Depending on if there is a moon in the sky and how strong the aurora is, you will shoot around ISO 1600-3200 with a shutter speed ranging from 5-25 seconds with your aperture wide open (f/2.8, or however fast your lens is). It all depends how strong the aurora is and how much moonlight you have to light the landscape. If you have a faint aurora, you will probably use ISO 3200 or higher with about 20 seconds of shutter speed. You can do this because the aurora is not moving a lot.
However, when the aurora starts dancing you want to use a SHORT shutter speed. If you expose for long while the aurora is dancing you don’t capture the detail in the movement of the aurora. So usually, when an aurora gets extreme, use a shutter speed of only 2-3 seconds and you might need a bit of a higher ISO. But if an aurora is really strong, you can even shoot at a lower ISO as it will light the whole landscape.
focusing in the dark can be tricky. Although you can usually just manually or autofocus on a light in the distance. If you’re focused, make sure you lock the focus on manual focus. Do a few test shots and make sure the stars in the shot are perfectly sharp and no blobs. And make sure you recheck your focus from time to time! I once had the focus ring move a tiny bit and ended up with epic aurora shots out of focus. You DON’T want that! If there are no lights around you can manually focus on the infinity sign or use hyperfocal distance (you can find lots of it online).

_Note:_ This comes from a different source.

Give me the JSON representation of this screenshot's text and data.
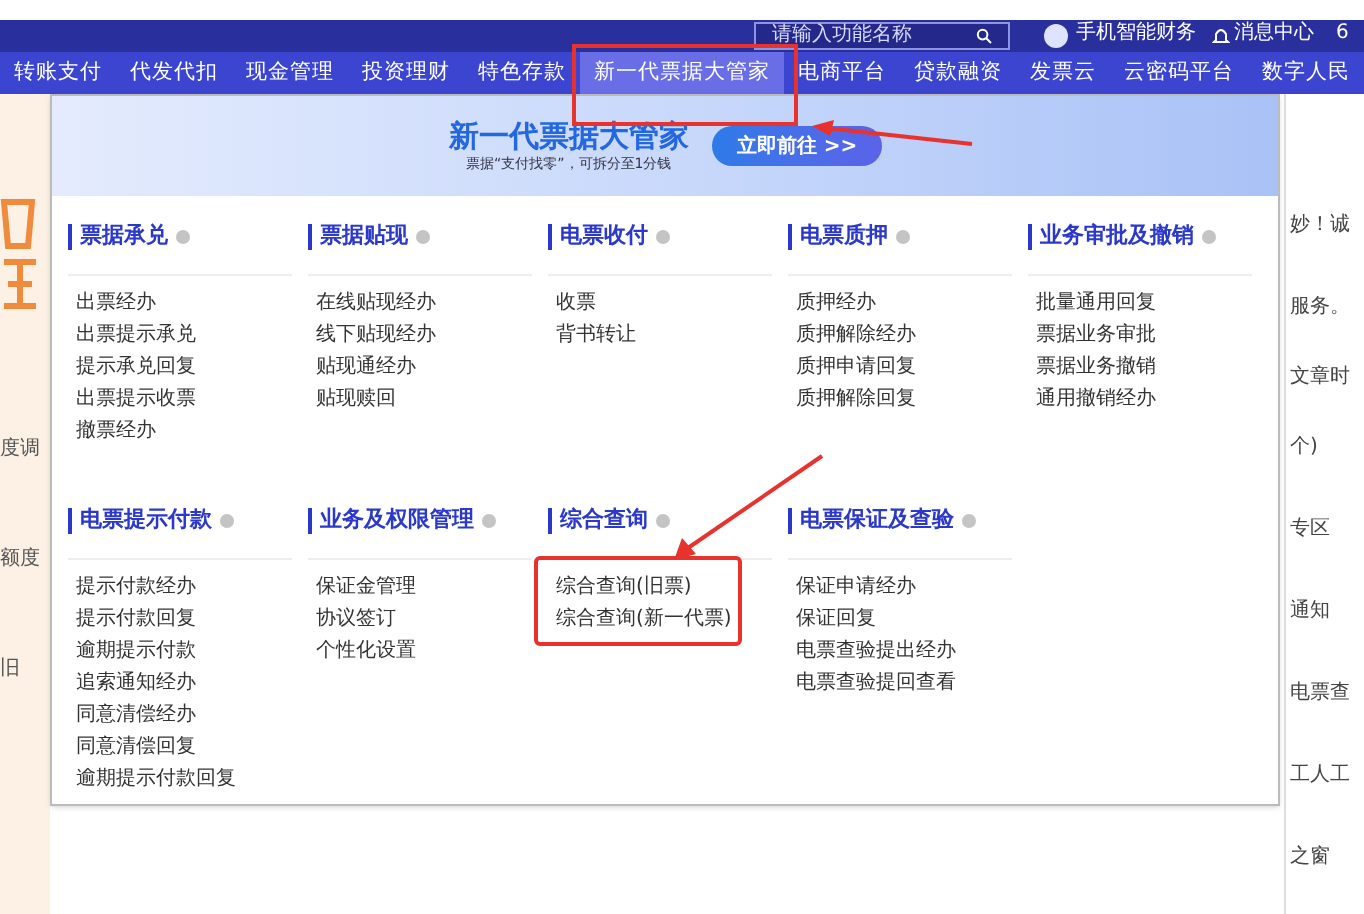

A Final Tip
Don’t get crazy when you see an aurora and just shoot the sky. Like always, foregrounds are most important in landscape photography. The aurora should complement your scene. If you see insane coronas, it’s different — you can frame more sky in your shot. But with normal aurora’s foregrounds are very important to make your shot stand out from the rest.